Another client did this core values exercise, and it highlighted that she valued freedom. On scoring the core value, it was 4/10.
It was a massively unmet need.
On further questioning, she described how she had always lived the life of an artist and loved thinking of herself as a free spirit.
Now she was happily married with a husband and beautiful son she loved above all else. And yet, she was feeling restricted and caged by the routine and responsibilities of family life.
Is there any hope of turning that unmet need into a fulfilled core value? Yes!
After working with my client further, she was able to see that the core value in question was actually flexibility rather than freedom. She realized she could choose a career in which she could live and work anywhere in the world, on her own schedule, and take her family with her.

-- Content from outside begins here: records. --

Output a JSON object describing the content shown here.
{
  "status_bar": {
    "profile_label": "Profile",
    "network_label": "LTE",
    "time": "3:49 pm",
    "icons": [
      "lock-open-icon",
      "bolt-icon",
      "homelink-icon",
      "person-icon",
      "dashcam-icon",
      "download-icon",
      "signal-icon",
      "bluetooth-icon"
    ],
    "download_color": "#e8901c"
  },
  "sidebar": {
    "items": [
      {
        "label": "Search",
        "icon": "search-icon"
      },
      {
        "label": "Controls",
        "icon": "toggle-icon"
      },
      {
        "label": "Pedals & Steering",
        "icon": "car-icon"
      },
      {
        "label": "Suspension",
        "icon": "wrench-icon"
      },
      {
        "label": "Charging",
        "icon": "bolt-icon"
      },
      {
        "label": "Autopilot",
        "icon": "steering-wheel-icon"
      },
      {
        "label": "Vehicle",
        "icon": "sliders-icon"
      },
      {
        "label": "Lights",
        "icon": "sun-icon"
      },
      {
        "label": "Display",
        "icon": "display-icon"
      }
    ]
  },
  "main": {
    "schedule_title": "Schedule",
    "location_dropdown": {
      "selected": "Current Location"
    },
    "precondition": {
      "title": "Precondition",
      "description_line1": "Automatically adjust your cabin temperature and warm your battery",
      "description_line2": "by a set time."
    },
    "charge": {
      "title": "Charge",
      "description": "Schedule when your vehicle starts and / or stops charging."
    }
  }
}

Using this important knowledge, my client revamped her vision and goals to reflect her need for flexibility in her life and career.
Just as my client needed to make sure her career and life visions were in line with her core value of flexibility, so you need to review the visions you have set for your life.
If you don’t already have one, create one. If you believe that visions are fru-fru, think again.
Read my article, 8 Reasons Why You Need to Create a Vision NOW, to learn the science and logic behind creating a vision to enhance your success.
In part 3 of our Big Picture series, I walk you through how to create a blockbuster vision for your life.
Now that you have created your visions, do they fit with your core values?
If not, your unconscious mind will do its best to block the achievement of your goals.
Or maybe, you’ll muscle through and win your prize — only to find out the victory is empty.
Use your Five to Thrive values as your framework to build your vision around and set yourself up for success.
Keep this Core Values exercise handy and redo it at least once a year before you set your new visions and goals.
What you valued years ago has likely changed. You’re constantly evolving without even realizing it, especially as you move into different phases of life, career, relationships, and parenting.
You want to make sure the juice is worth the squeeze. In other words, are the results worth the effort and sacrifices you will make along the way?
For instance, another client had wanted to be a successful musician since he was in high school, performing with his band. Fulfilling his dream life as a musical artist was a huge unmet need that festered as he instead fell into a different career for the money, got married and had children.
The client used this Core Values exercise to give him greater clarity on what he really wanted. What he found surprised him.
He realized that his love for his family and his need to be there for them topped his core values list — and was in direct contradiction to the dream of being a traveling musician.
For him, the juice (his career as a musician) wasn’t worth the squeeze (possibly hurting his family life) because his core values had changed over the years.
With this new-found clarity around his core values, he was able to transform his dream of fronting a successful band into being a music producer for other up and coming bands, all while still maintaining the family life he valued so highly.
Now, that juice was worth the squeeze!
Therefore, look at this list with fresh eyes and perspective each time you set new visions and goals. Be curious and open to the shifts you experience!
And know that you will be far more successful and fulfilled when your goals are in line with your core values.